◆ TASK OBJECTIVE ◆
Would you copy out each line of the records below that includes the word "ارتباط"?

[Element data from apps and pages]
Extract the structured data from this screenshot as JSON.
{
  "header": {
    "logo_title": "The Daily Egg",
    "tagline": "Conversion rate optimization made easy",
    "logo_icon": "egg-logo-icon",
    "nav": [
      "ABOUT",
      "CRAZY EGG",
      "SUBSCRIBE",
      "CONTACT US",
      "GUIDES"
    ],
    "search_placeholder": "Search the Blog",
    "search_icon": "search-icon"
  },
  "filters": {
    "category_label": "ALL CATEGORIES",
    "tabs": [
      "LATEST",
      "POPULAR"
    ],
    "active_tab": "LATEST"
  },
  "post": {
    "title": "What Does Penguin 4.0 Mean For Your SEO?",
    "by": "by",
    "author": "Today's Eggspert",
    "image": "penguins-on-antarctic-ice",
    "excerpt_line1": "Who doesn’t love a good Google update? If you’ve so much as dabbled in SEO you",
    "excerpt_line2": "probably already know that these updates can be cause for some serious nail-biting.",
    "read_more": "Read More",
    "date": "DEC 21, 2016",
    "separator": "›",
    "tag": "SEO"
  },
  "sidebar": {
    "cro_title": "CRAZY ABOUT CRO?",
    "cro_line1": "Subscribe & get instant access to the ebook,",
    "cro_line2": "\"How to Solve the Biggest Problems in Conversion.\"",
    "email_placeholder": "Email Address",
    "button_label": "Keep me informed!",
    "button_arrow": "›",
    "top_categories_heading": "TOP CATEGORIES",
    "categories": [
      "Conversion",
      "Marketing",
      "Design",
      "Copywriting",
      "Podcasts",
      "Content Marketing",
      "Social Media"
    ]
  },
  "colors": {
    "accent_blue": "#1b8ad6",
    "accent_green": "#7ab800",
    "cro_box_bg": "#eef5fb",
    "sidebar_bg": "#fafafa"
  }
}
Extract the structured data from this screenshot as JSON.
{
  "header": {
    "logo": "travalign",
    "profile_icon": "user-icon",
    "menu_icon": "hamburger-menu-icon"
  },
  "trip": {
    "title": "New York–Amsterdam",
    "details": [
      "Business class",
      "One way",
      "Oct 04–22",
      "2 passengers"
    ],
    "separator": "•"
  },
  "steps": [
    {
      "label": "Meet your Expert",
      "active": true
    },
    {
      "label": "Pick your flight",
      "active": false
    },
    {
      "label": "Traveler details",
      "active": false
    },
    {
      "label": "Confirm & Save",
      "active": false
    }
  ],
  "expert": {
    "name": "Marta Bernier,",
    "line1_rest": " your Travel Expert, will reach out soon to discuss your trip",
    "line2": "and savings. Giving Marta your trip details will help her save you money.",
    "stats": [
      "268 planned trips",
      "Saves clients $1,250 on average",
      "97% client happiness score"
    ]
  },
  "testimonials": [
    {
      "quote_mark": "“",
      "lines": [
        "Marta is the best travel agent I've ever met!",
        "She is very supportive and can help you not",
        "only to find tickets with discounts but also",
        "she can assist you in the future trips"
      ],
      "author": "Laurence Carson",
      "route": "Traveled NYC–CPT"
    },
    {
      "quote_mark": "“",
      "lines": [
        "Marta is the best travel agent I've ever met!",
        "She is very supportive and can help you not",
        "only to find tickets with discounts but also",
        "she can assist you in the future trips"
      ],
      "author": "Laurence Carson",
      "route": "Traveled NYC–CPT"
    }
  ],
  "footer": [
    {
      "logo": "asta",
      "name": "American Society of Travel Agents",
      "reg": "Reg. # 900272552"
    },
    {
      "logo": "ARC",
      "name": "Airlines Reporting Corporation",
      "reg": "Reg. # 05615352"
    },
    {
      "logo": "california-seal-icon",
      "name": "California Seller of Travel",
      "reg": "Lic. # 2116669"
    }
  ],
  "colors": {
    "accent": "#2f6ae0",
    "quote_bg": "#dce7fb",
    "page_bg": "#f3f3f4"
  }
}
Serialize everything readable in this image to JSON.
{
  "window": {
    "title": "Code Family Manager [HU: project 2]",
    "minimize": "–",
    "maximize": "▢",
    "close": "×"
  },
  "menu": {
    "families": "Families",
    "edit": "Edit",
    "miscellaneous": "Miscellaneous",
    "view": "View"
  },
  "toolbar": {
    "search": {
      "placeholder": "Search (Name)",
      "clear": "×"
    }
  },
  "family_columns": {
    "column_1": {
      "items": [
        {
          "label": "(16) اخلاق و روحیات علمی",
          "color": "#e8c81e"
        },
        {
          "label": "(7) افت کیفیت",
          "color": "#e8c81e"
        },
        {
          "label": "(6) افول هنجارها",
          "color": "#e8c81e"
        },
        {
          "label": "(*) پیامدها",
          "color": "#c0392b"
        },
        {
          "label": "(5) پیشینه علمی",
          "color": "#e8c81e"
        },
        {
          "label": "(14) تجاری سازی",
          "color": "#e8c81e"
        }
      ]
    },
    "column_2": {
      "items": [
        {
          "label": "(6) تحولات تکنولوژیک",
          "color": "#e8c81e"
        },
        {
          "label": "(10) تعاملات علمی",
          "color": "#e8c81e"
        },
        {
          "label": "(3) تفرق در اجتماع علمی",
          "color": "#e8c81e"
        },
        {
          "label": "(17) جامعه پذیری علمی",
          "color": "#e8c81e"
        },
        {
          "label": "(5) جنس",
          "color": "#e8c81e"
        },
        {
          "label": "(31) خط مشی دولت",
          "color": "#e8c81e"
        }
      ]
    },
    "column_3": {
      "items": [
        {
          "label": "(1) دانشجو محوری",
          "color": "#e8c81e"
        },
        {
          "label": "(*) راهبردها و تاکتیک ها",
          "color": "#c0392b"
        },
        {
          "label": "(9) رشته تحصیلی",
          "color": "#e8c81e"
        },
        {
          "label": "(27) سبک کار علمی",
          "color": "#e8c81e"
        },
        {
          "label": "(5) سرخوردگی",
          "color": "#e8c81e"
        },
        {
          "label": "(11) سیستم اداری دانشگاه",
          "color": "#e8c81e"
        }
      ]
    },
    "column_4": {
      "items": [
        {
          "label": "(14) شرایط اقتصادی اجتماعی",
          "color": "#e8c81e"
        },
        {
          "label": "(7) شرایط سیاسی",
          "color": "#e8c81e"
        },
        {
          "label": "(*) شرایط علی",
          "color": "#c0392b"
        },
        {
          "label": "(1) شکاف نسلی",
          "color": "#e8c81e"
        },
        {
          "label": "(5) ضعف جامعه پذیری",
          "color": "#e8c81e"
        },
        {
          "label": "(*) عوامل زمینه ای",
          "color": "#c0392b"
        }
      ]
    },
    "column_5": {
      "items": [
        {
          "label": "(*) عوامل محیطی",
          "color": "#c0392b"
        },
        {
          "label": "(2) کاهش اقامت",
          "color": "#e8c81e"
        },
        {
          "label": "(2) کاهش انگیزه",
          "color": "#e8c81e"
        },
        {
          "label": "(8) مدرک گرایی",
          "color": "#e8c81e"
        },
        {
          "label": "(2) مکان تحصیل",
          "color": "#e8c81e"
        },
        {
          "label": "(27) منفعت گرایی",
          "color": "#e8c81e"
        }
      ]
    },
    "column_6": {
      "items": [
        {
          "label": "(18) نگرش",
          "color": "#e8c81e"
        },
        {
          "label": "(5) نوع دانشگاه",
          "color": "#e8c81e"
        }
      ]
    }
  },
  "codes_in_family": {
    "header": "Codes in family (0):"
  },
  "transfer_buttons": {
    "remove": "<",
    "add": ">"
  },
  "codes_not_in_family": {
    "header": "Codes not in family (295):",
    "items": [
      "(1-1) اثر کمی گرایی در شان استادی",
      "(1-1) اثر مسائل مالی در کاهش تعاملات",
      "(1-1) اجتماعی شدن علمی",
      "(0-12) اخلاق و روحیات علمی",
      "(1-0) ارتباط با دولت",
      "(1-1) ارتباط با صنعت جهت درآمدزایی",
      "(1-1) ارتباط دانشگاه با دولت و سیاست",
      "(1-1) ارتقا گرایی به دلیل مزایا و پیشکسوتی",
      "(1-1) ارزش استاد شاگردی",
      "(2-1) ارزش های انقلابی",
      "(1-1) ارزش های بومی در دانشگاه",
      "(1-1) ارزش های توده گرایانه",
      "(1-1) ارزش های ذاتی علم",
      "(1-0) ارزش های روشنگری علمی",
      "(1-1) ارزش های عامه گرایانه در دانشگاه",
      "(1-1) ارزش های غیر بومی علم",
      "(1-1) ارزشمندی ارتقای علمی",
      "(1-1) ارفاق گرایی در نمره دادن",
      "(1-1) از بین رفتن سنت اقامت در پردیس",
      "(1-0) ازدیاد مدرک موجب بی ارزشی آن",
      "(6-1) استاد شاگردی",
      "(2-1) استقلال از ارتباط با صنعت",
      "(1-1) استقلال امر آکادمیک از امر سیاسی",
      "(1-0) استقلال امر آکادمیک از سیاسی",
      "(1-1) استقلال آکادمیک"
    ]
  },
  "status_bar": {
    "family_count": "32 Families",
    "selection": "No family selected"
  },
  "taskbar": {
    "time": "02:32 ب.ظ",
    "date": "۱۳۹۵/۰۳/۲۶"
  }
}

◆ EXERCISE OUTPUT ◆
      "(1-0) ارتباط با دولت",
      "(1-1) ارتباط با صنعت جهت درآمدزایی",
      "(1-1) ارتباط دانشگاه با دولت و سیاست",
      "(2-1) استقلال از ارتباط با صنعت",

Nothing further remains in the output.